By Casey Wilson
By all rights, For Darkness Shows the Stars shouldn’t work. Diana Peterfreund’s latest novel is, in its most succinct form, a post-apocalyptic retelling of Jane Austen’s Persuasion. As such, it is a bit of an uphill battle. Austen’s novels are intimately connected with the society of their time and place, and Persuasion is arguably her most mature story.
Peterfreund mostly avoids the pitfalls that could follow, by turning the future into a revision of the past. Extreme genetic modifications caused the “Reduction,” sparing only the “Luddites” who had rejected the practices entirely. The Luddites have thus stepped forward as the “caretakers of humanity” – specifically of the Reduced, who still bear the changes of the Reduction, most notable in their inability to speak in anything more than monosyllabic words. Some of the Children of the Reduced (or Posts) have moved past the limitations of their parents, however, and are again seemingly “normal” people. This world creates both an ingrained class-system – that is being upset by the rise of the Posts – and takes away most advanced technology, leaving us with a world as close to that of Austen’s as we can perhaps expect that far into the future. (Peterfreund discusses the choices she made in her world building over on John Scalzi’s The Big Idea series — it’s worth checking out.)

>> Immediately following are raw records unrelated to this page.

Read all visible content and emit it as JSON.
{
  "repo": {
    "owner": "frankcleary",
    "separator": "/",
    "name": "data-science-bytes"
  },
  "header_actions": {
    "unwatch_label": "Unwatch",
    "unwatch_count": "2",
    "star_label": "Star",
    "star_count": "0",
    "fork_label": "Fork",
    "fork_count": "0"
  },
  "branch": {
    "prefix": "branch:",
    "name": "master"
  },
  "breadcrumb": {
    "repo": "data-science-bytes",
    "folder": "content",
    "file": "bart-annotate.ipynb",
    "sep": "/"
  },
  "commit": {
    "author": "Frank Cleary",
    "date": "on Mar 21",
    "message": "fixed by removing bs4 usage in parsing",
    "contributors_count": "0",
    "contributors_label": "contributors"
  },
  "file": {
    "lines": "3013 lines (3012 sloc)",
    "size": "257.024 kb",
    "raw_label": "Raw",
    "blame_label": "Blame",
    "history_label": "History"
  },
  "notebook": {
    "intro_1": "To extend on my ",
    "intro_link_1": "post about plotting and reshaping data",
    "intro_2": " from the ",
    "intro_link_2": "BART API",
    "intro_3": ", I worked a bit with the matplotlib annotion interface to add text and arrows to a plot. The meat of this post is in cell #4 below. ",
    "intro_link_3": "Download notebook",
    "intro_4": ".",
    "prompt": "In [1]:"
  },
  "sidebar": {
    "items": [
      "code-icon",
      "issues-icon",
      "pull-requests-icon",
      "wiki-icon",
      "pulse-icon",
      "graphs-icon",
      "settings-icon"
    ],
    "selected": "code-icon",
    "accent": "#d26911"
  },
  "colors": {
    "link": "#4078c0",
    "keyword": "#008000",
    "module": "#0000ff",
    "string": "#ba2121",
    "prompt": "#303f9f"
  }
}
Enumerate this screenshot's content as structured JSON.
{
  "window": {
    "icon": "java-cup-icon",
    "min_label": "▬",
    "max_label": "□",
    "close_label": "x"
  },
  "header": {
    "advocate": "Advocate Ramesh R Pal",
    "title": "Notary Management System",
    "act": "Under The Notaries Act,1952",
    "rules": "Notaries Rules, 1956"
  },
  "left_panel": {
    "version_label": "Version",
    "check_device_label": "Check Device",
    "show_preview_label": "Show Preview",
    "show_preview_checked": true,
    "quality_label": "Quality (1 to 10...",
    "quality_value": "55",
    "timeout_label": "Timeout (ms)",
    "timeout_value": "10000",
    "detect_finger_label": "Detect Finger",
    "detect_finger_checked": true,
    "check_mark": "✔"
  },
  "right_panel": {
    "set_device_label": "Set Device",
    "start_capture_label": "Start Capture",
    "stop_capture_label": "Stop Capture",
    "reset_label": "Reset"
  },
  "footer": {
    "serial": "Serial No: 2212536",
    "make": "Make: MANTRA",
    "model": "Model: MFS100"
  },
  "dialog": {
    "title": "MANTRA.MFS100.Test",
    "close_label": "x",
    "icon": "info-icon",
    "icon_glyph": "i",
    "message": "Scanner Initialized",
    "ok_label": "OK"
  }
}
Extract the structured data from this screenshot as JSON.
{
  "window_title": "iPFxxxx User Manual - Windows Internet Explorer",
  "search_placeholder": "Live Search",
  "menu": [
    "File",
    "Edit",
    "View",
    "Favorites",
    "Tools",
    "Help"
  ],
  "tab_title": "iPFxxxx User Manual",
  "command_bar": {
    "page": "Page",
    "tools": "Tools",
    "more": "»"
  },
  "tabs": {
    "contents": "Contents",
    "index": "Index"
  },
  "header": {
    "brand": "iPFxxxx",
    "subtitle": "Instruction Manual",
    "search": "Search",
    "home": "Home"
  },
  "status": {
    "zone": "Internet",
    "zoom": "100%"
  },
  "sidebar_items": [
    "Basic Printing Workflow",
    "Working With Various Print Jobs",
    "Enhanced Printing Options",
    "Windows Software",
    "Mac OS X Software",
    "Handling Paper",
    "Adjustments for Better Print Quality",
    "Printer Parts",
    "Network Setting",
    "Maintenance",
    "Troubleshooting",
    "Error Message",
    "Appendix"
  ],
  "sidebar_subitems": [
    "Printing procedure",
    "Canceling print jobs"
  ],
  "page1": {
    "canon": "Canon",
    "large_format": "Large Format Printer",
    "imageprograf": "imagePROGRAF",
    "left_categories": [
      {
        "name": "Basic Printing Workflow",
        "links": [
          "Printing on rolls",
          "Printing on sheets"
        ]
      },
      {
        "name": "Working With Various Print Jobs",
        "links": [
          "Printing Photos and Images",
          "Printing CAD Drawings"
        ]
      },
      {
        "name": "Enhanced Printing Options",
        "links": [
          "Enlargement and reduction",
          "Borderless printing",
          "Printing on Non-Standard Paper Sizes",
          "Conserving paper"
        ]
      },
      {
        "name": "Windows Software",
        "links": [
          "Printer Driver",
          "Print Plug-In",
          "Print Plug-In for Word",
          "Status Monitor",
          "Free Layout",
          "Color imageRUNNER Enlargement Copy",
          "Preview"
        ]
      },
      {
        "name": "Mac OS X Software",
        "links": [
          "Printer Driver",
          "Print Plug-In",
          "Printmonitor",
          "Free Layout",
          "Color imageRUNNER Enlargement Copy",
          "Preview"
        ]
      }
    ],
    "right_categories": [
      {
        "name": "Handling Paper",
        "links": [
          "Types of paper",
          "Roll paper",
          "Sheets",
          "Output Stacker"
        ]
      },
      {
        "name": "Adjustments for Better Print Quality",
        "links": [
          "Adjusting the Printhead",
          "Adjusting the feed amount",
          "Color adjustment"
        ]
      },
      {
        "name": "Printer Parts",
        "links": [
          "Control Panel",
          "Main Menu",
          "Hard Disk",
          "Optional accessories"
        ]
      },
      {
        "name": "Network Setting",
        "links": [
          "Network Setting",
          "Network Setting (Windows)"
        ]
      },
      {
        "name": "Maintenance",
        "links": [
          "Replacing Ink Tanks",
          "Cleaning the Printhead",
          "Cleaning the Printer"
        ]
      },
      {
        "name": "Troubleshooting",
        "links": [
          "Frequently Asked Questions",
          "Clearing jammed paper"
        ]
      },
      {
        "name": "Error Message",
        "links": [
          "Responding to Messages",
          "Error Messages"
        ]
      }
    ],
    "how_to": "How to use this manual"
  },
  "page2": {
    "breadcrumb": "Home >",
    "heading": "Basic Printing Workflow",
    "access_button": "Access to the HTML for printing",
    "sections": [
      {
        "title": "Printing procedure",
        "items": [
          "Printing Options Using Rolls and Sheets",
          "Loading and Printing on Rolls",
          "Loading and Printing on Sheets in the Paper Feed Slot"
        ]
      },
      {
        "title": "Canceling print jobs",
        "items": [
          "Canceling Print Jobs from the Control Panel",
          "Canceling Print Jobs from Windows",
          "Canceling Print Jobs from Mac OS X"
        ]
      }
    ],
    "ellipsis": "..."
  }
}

This also allows her to place heavy burdens upon her young protagonist – named Elliot, in a nod to Austen’s own heroine – that give some added heft to the choices she has to make. Before the novel begins, she has already had to choose duty to her family’s estate and a desire to protect the Reduced that live upon it from her father over the whims of love by rejecting her childhood friend Kai’s request that she run away with him. When Kai returns years later – as he must, in any good romance – they each still bear the scars of that decision. There is anger and hurt, mixed in with the feelings of love that remain. Peterfreund uses their childhood letters to each other to explore their past, and while they provide an ideal ramp up to the final letter of the novel, I found them to be the weakest part of the novel. There is plenty of charm to be found in them still, but I often wanted them to offer a little more depth than what their few sentences could share.
What does add some depth, however, is the way that Elliot constantly has to revise her worldview as the novel progresses, especially as she begins to question her dedication to Luddite society. There are a lot of questions ripe for discussion here, particularly with regard to the pros and cons of rampant technology and genetic modification in our food – and ourselves. But the novel only ever seems to brush up against these questions rather than address them head on, which I suppose can function either as an opportunity for readers to take up the questions themselves or a cop out – I’m more inclined to think of it as the former than the latter, though I’m not sure I’d argue either way.
On the whole, then, I think that For Darkness Shows the Stars does unexpectedly well with its potentially difficult premise. It’s not Austen, but it’s not meant to be. I’ve only read Persuasion once, a few years ago, which I think may be the perfect amount of distance to have with a novel like this – close enough to smile at the nods to the original, far enough to avoid any unnecessary outrage with the retelling. If you are the type that can forgive an urge to replace Austen’s England with two secluded islands in a far-off future, then give this book a shot. At worst, it will make you want to reread the original; at best, you’ll come to love Peterfreund’s vision as well. That’s a win-win, in my book.
Casey is a PhD student.